So far, nine boats and their crews are on Miguel’s expedition list. They come from Portugal, Spain, the Netherlands, France and Switzerland (besides Blue Alligator, there is supposed to be a second Swiss boat, but I don’t know it yet).
Miguel has organised a lot in the meantime so that our arrival and stay on the Bijagos are uncomplicated. However, the official programme is also growing: a meeting with the governor, various folklore events, guided tours. I hope there will be enough time for the turtles and the plastic waste. But that’s probably the price we have to pay for a little security, water, diesel and food on site. Where otherwise there are basically no supplies.
And since we are travelling with sailboats, one or two things are bound to get broken. Good contacts to the local population can be useful, even if repairs are rather provisional.
However, I expect that any damage on Blue Alligator will make itself felt before Africa. I have already replaced the fridge; the old one gave up on the trip to Madeira. Also, a bracket for the hydrogenerator brake. The generator supplies me with electricity while sailing, therefore it’s essential (as is the fridge, actually). A carpenter in Funchal rebuilt the broken piece of plastic from solid wood. It should hold.
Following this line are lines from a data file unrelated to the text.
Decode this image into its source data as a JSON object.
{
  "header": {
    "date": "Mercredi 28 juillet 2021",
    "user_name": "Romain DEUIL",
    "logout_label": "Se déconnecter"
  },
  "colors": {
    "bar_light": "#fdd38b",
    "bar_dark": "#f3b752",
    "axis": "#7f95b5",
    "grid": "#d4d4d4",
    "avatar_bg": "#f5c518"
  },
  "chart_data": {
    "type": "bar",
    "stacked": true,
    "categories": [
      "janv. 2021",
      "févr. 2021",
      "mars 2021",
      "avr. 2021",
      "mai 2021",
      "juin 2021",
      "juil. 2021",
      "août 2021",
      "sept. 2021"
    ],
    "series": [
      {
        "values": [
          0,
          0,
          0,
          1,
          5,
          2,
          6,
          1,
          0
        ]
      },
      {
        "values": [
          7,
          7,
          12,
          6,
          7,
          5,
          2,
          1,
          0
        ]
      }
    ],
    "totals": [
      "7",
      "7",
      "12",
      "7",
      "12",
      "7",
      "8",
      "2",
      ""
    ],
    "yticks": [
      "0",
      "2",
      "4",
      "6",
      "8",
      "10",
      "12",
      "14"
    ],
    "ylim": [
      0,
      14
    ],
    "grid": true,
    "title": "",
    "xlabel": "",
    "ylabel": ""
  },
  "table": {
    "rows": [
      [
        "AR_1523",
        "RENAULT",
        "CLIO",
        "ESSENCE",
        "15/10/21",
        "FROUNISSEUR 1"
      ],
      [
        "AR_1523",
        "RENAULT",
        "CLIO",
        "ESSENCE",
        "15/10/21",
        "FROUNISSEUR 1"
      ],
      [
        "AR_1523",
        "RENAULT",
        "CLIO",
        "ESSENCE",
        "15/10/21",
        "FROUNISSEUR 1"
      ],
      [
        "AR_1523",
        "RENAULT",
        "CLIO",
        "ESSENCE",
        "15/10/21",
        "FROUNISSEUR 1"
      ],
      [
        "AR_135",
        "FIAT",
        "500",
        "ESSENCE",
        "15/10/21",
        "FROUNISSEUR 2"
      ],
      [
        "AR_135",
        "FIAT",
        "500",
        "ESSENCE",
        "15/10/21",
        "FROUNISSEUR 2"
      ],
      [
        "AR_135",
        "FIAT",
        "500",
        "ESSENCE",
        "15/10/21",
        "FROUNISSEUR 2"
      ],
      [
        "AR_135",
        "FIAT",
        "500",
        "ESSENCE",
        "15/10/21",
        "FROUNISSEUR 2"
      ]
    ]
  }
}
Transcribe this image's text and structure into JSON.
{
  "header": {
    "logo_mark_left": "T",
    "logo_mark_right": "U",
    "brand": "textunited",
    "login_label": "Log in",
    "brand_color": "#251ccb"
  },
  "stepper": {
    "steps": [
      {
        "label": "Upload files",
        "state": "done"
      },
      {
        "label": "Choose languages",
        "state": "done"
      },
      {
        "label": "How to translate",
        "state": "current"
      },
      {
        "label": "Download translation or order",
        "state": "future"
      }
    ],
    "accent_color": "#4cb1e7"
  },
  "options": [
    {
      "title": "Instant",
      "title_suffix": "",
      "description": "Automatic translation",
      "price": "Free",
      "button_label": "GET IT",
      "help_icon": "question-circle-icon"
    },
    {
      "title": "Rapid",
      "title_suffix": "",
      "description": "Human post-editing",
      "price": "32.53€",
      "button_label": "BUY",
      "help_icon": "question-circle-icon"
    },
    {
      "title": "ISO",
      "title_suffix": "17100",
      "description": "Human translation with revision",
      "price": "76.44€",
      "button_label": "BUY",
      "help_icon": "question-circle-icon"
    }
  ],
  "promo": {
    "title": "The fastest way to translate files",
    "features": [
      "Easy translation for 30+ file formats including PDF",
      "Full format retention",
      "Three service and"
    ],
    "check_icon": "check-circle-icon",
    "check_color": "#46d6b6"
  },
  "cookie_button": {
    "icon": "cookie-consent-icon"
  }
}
In Santa Cruz de Tenerife I will also check the rig. And the radar also needs to be checked, because it doesn’t work. That means climbing into the mast, which is not my favourite task. But it’s better to check than to risk the mast coming down. Finally, spare parts for the engine and electrics have to be put on board.
Despite the assurance of being supplied with water, I will procure additional jerry cans. Blue Alligator’s tanks hold around 200 litres. For me alone, that would be enough for a long time. But for two? Another 100 litres wouldn’t be bad. Meanwhile, there are already two twenty-litre jerry cans for diesel at the railing (in addition to the three ten-litre canisters in one of the lazarettes). All this is quite a lot for a ten-metre yacht. But somehow it will be all right.
But will I really sail? Last time, on the threshold of crossing the Atlantic, I chickened out. But this time I am not alone. Other boats have the same goal, and I, even if not at sea, but in the harbours and at the anchorages, will always meet people I know. And finally, I have to deliver the pijamas, children’s clothes and swimwear that are stored in the pilot berth of Blue Alligator.
More about the expedition here. If anyone would like to support the expedition, here is the website.